▶ _INFORMATION PROVIDED_
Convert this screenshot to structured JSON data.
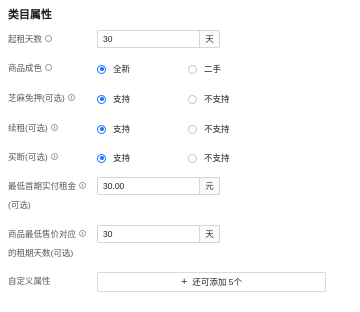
{
  "section_title": "类目属性",
  "fields": {
    "min_rent_days": {
      "label": "起租天数",
      "value": "30",
      "unit": "天"
    },
    "condition": {
      "label": "商品成色",
      "options": [
        "全新",
        "二手"
      ],
      "selected": "全新"
    },
    "sesame_deposit_free": {
      "label": "芝麻免押(可选)",
      "options": [
        "支持",
        "不支持"
      ],
      "selected": "支持"
    },
    "renewal": {
      "label": "续租(可选)",
      "options": [
        "支持",
        "不支持"
      ],
      "selected": "支持"
    },
    "buyout": {
      "label": "买断(可选)",
      "options": [
        "支持",
        "不支持"
      ],
      "selected": "支持"
    },
    "min_first_rent": {
      "label_line1": "最低首期实付租金",
      "label_line2": "(可选)",
      "value": "30.00",
      "unit": "元"
    },
    "min_sale_rent_days": {
      "label_line1": "商品最低售价对应",
      "label_line2": "的租期天数(可选)",
      "value": "30",
      "unit": "天"
    },
    "custom_attributes": {
      "label": "自定义属性",
      "button_label": "还可添加 5个"
    }
  },
  "icons": {
    "question": "question-circle-icon",
    "info": "info-circle-icon",
    "plus": "plus-icon"
  },
  "colors": {
    "accent": "#1677ff",
    "border": "#d6d6d6"
  }
}
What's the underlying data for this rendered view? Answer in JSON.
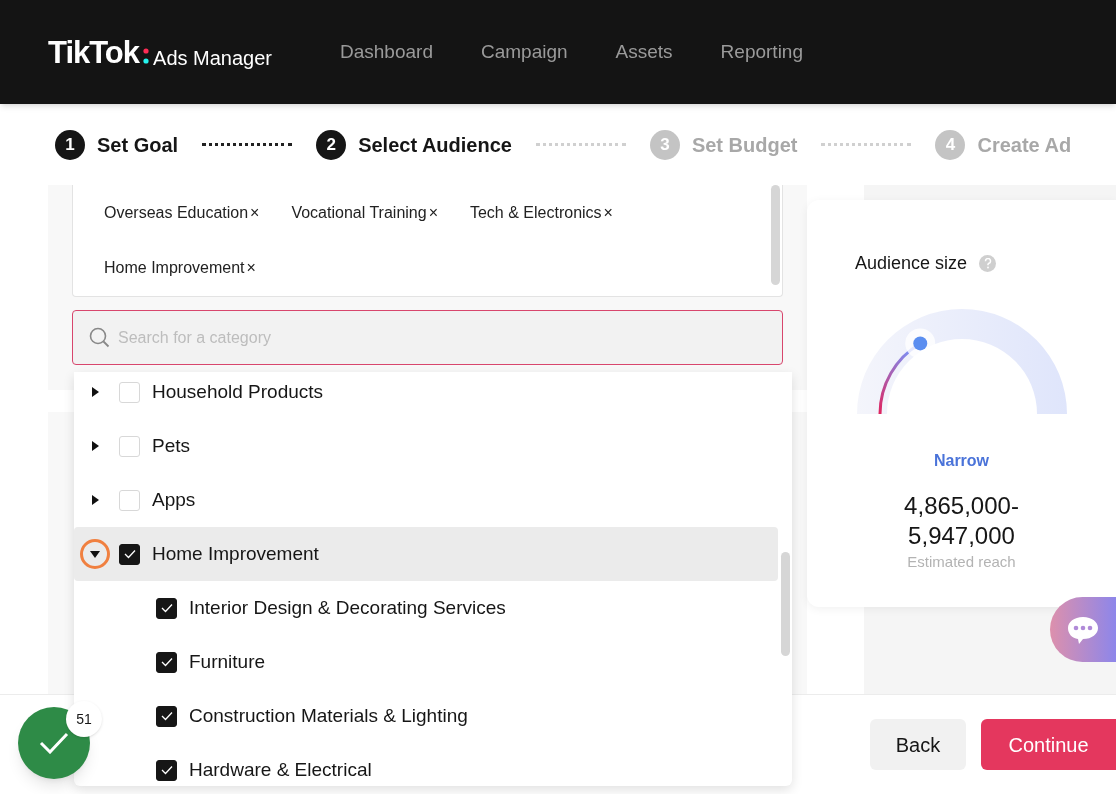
{
  "header": {
    "logo": "TikTok",
    "product": "Ads Manager",
    "nav": [
      "Dashboard",
      "Campaign",
      "Assets",
      "Reporting"
    ]
  },
  "steps": [
    {
      "number": "1",
      "label": "Set Goal",
      "active": true
    },
    {
      "number": "2",
      "label": "Select Audience",
      "active": true
    },
    {
      "number": "3",
      "label": "Set Budget",
      "active": false
    },
    {
      "number": "4",
      "label": "Create Ad",
      "active": false
    }
  ],
  "selected_tags": [
    "Overseas Education",
    "Vocational Training",
    "Tech & Electronics",
    "Home Improvement"
  ],
  "tag_remove": "×",
  "search": {
    "placeholder": "Search for a category"
  },
  "categories": [
    {
      "label": "Household Products",
      "checked": false,
      "expanded": false,
      "selected": false
    },
    {
      "label": "Pets",
      "checked": false,
      "expanded": false,
      "selected": false
    },
    {
      "label": "Apps",
      "checked": false,
      "expanded": false,
      "selected": false
    },
    {
      "label": "Home Improvement",
      "checked": true,
      "expanded": true,
      "selected": true,
      "children": [
        {
          "label": "Interior Design & Decorating Services",
          "checked": true
        },
        {
          "label": "Furniture",
          "checked": true
        },
        {
          "label": "Construction Materials & Lighting",
          "checked": true
        },
        {
          "label": "Hardware & Electrical",
          "checked": true
        }
      ]
    }
  ],
  "audience": {
    "title": "Audience size",
    "level": 0.33,
    "verdict": "Narrow",
    "reach": "4,865,000-5,947,000",
    "reach_label": "Estimated reach"
  },
  "progress_badge": {
    "count": "51"
  },
  "buttons": [
    {
      "label": "Back",
      "kind": "secondary"
    },
    {
      "label": "Continue",
      "kind": "primary"
    }
  ]
}
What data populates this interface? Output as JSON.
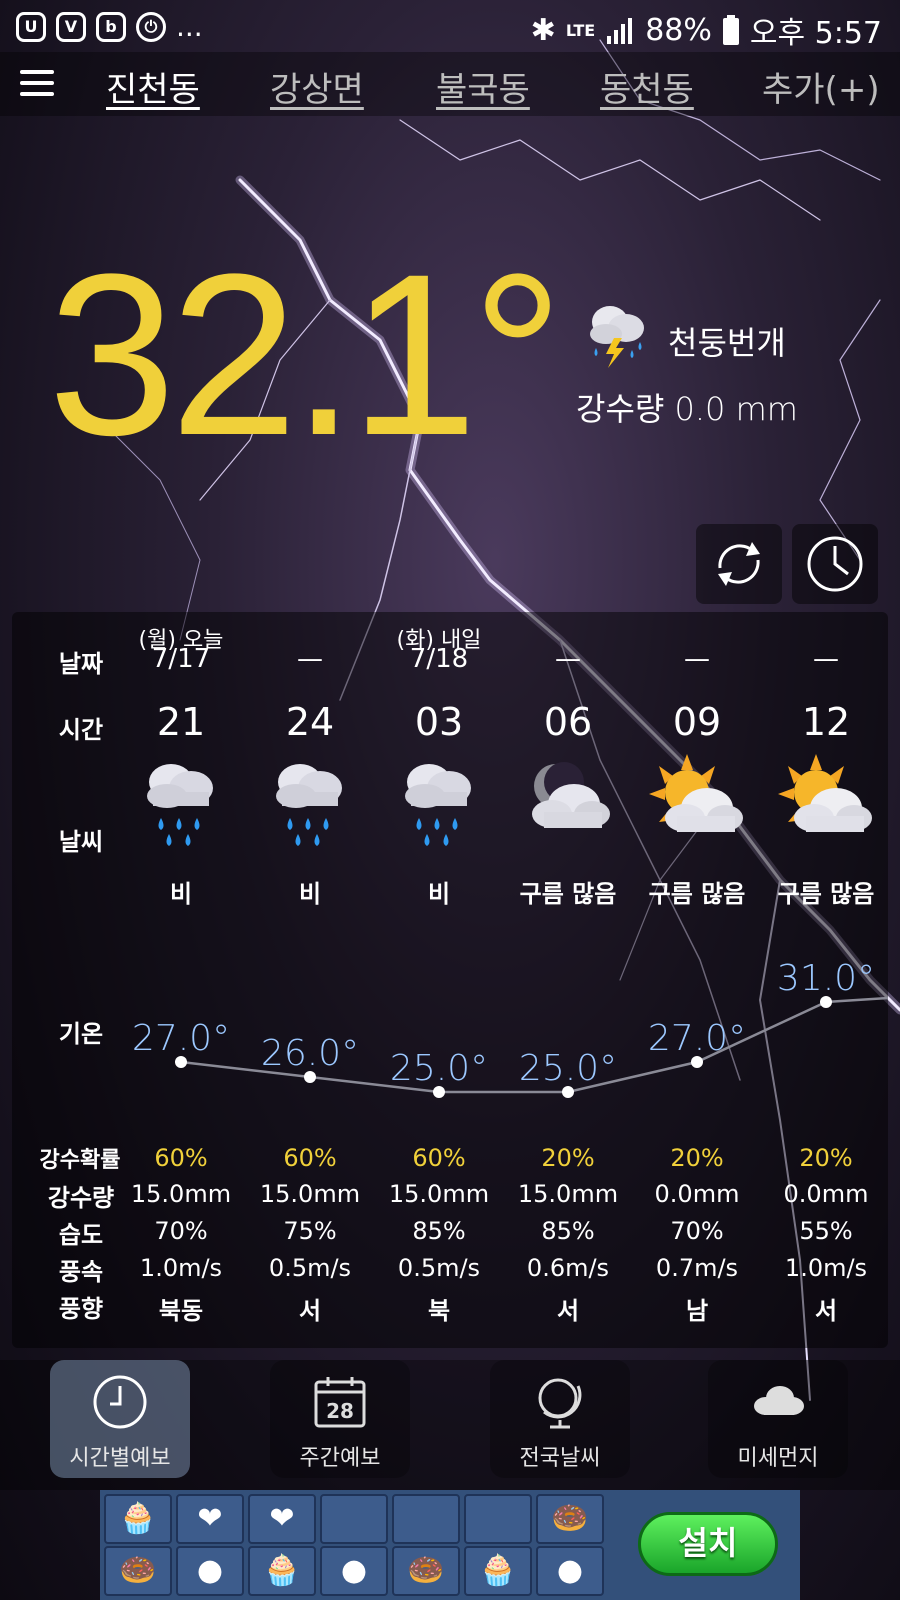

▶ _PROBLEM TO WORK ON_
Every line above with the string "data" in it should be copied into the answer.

▶ _RESPONSE TO THE EXERCISE_
Convert this screenshot to structured JSON data.
What's the underlying data for this rendered view? Answer in JSON.
What data populates this interface? Output as JSON.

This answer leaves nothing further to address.